Find each line below where the word "stand" occurs, and copy it.

++++ Material supplied

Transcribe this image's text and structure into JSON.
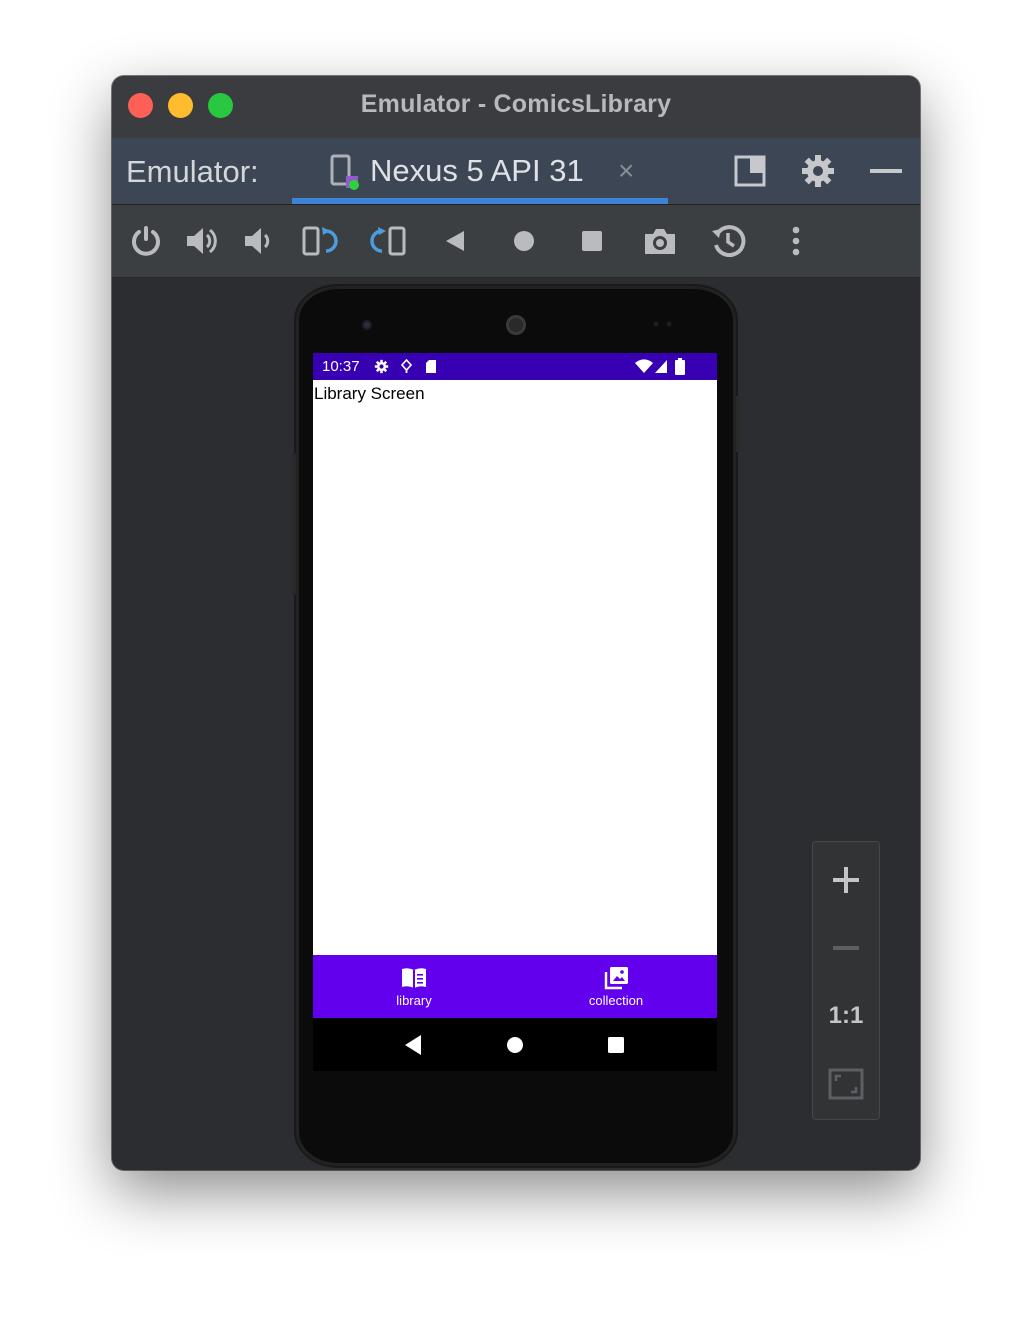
{
  "window": {
    "title": "Emulator - ComicsLibrary"
  },
  "tabbar": {
    "label": "Emulator:",
    "tab_label": "Nexus 5 API 31",
    "tab_close": "×"
  },
  "toolbar": {
    "tools": [
      "power-icon",
      "volume-up-icon",
      "volume-down-icon",
      "rotate-left-icon",
      "rotate-right-icon",
      "back-icon",
      "home-icon",
      "overview-icon",
      "camera-icon",
      "snapshot-icon",
      "more-icon"
    ]
  },
  "device": {
    "status_time": "10:37",
    "content_text": "Library Screen",
    "nav": [
      {
        "label": "library",
        "icon": "book-icon"
      },
      {
        "label": "collection",
        "icon": "collection-icon"
      }
    ],
    "status_bar_color": "#3700b3",
    "nav_bar_color": "#6200ee"
  },
  "zoom": {
    "one_to_one": "1:1"
  }
}
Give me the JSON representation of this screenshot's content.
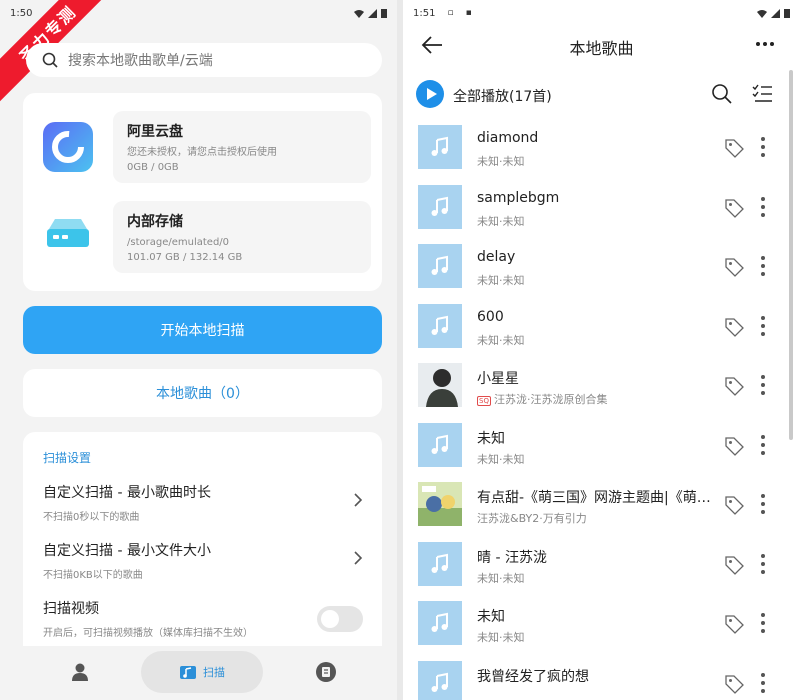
{
  "left_status": {
    "time": "1:50"
  },
  "watermark": "圣力专测",
  "search": {
    "placeholder": "搜索本地歌曲歌单/云端"
  },
  "storage": [
    {
      "title": "阿里云盘",
      "line1": "您还未授权，请您点击授权后使用",
      "line2": "0GB / 0GB",
      "icon": "aliyun-drive-icon"
    },
    {
      "title": "内部存储",
      "line1": "/storage/emulated/0",
      "line2": "101.07 GB / 132.14 GB",
      "icon": "internal-storage-icon"
    }
  ],
  "scan_button": "开始本地扫描",
  "local_songs_button": "本地歌曲（0）",
  "settings": {
    "header": "扫描设置",
    "rows": [
      {
        "title": "自定义扫描 - 最小歌曲时长",
        "sub": "不扫描0秒以下的歌曲"
      },
      {
        "title": "自定义扫描 - 最小文件大小",
        "sub": "不扫描0KB以下的歌曲"
      },
      {
        "title": "扫描视频",
        "sub": "开启后，可扫描视频播放（媒体库扫描不生效）",
        "toggle": false
      }
    ]
  },
  "bottom_nav": {
    "scan_label": "扫描",
    "items": [
      "profile-icon",
      "scan-icon",
      "playlist-icon"
    ]
  },
  "right_status": {
    "time": "1:51"
  },
  "page": {
    "title": "本地歌曲",
    "play_all": "全部播放(17首)"
  },
  "songs": [
    {
      "title": "diamond",
      "artist": "未知·未知",
      "cover": "music-note"
    },
    {
      "title": "samplebgm",
      "artist": "未知·未知",
      "cover": "music-note"
    },
    {
      "title": "delay",
      "artist": "未知·未知",
      "cover": "music-note"
    },
    {
      "title": "600",
      "artist": "未知·未知",
      "cover": "music-note"
    },
    {
      "title": "小星星",
      "artist": "汪苏泷·汪苏泷原创合集",
      "badge": "SQ",
      "cover": "photo-person"
    },
    {
      "title": "未知",
      "artist": "未知·未知",
      "cover": "music-note"
    },
    {
      "title": "有点甜-《萌三国》网游主题曲|《萌三国》",
      "artist": "汪苏泷&BY2·万有引力",
      "cover": "photo-album"
    },
    {
      "title": "晴 - 汪苏泷",
      "artist": "未知·未知",
      "cover": "music-note"
    },
    {
      "title": "未知",
      "artist": "未知·未知",
      "cover": "music-note"
    },
    {
      "title": "我曾经发了疯的想",
      "artist": "",
      "cover": "music-note"
    }
  ],
  "colors": {
    "accent": "#2fa4f4",
    "link": "#2b8fd8",
    "cover": "#a9d3f0",
    "play": "#1e8fe8"
  }
}
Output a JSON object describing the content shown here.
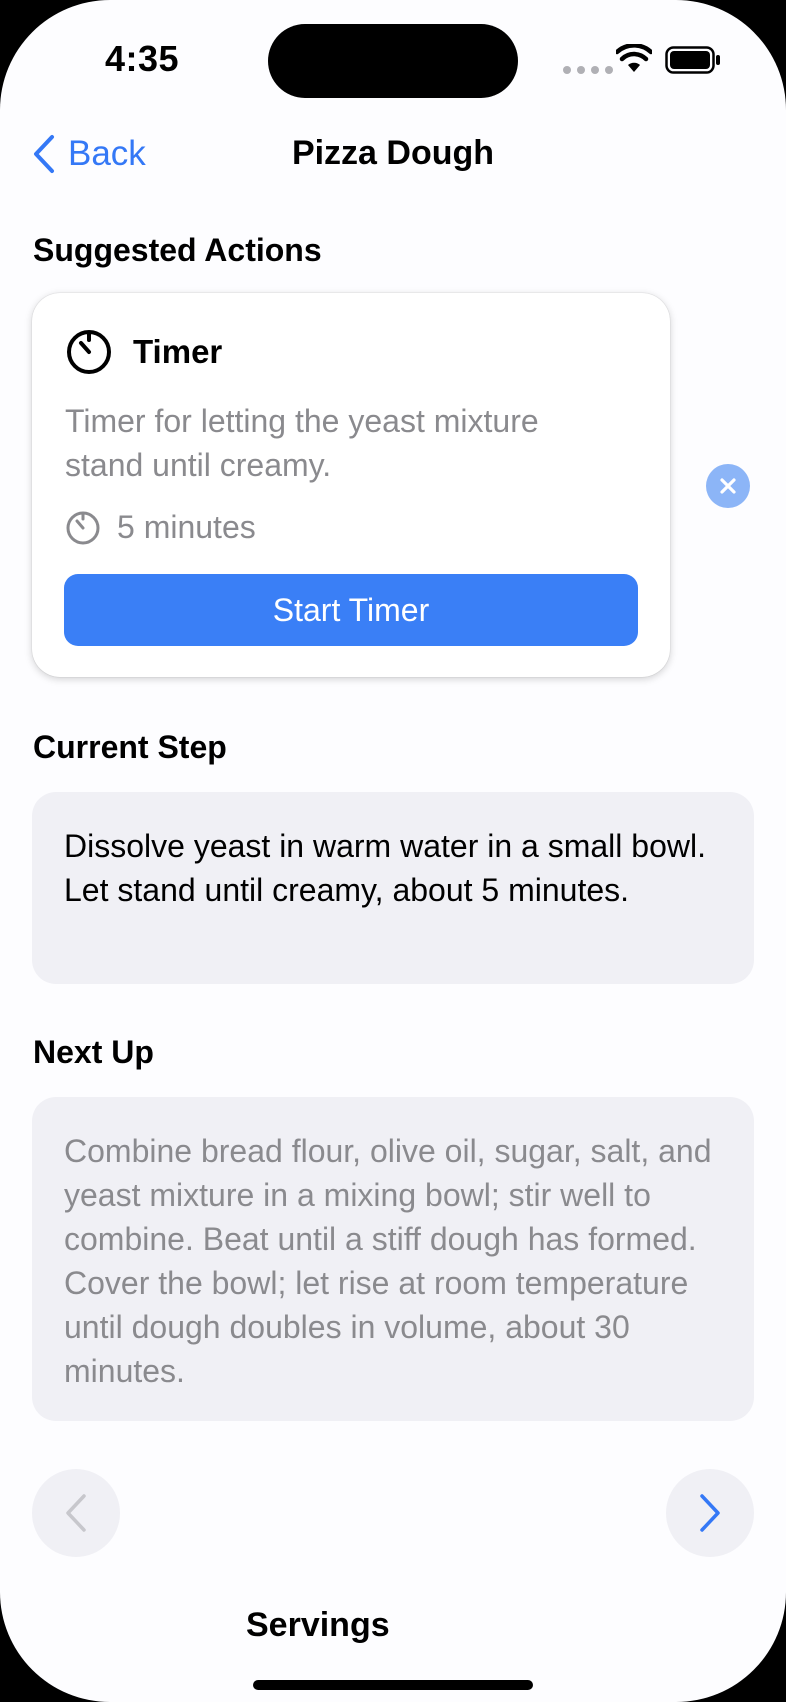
{
  "status_bar": {
    "time": "4:35"
  },
  "nav": {
    "back_label": "Back",
    "title": "Pizza Dough"
  },
  "suggested_actions": {
    "heading": "Suggested Actions",
    "timer_card": {
      "title": "Timer",
      "description": "Timer for letting the yeast mixture stand until creamy.",
      "duration": "5 minutes",
      "button_label": "Start Timer",
      "icon": "timer-icon"
    }
  },
  "current_step": {
    "heading": "Current Step",
    "text": "Dissolve yeast in warm water in a small bowl. Let stand until creamy, about 5 minutes."
  },
  "next_up": {
    "heading": "Next Up",
    "text": "Combine bread flour, olive oil, sugar, salt, and yeast mixture in a mixing bowl; stir well to combine. Beat until a stiff dough has formed. Cover the bowl; let rise at room temperature until dough doubles in volume, about 30 minutes."
  },
  "servings": {
    "label": "Servings"
  },
  "colors": {
    "accent": "#3478f6",
    "button": "#3a7ff6",
    "dismiss": "#8cb5f7",
    "box_background": "#f0f0f5",
    "secondary_text": "#8a8a8e"
  }
}
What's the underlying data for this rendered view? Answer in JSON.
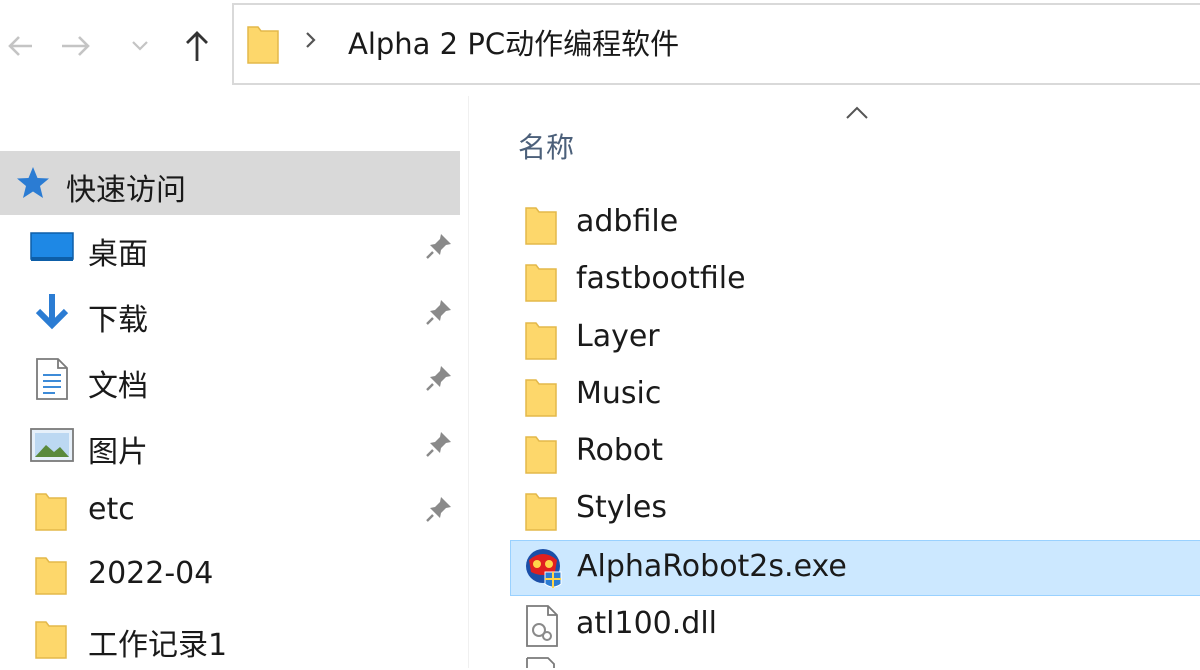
{
  "address": {
    "crumb": "Alpha 2 PC动作编程软件"
  },
  "sidebar": {
    "quick_access": "快速访问",
    "items": [
      {
        "label": "桌面",
        "icon": "desktop-icon",
        "pinned": true
      },
      {
        "label": "下载",
        "icon": "download-icon",
        "pinned": true
      },
      {
        "label": "文档",
        "icon": "document-icon",
        "pinned": true
      },
      {
        "label": "图片",
        "icon": "picture-icon",
        "pinned": true
      },
      {
        "label": "etc",
        "icon": "folder-icon",
        "pinned": true
      },
      {
        "label": "2022-04",
        "icon": "folder-icon",
        "pinned": false
      },
      {
        "label": "工作记录1",
        "icon": "folder-icon",
        "pinned": false
      }
    ]
  },
  "content": {
    "column_name": "名称",
    "files": [
      {
        "name": "adbfile",
        "type": "folder"
      },
      {
        "name": "fastbootfile",
        "type": "folder"
      },
      {
        "name": "Layer",
        "type": "folder"
      },
      {
        "name": "Music",
        "type": "folder"
      },
      {
        "name": "Robot",
        "type": "folder"
      },
      {
        "name": "Styles",
        "type": "folder"
      },
      {
        "name": "AlphaRobot2s.exe",
        "type": "exe",
        "selected": true
      },
      {
        "name": "atl100.dll",
        "type": "dll"
      }
    ]
  },
  "colors": {
    "folder_yellow": "#fdd76b",
    "selection_blue": "#cce8ff",
    "quick_access_bg": "#d9d9d9",
    "accent_blue": "#2b7cd3"
  }
}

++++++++

# Answer box
      "description": "Timer for letting the yeast mixture stand until creamy.",
    "text": "Dissolve yeast in warm water in a small bowl. Let stand until creamy, about 5 minutes."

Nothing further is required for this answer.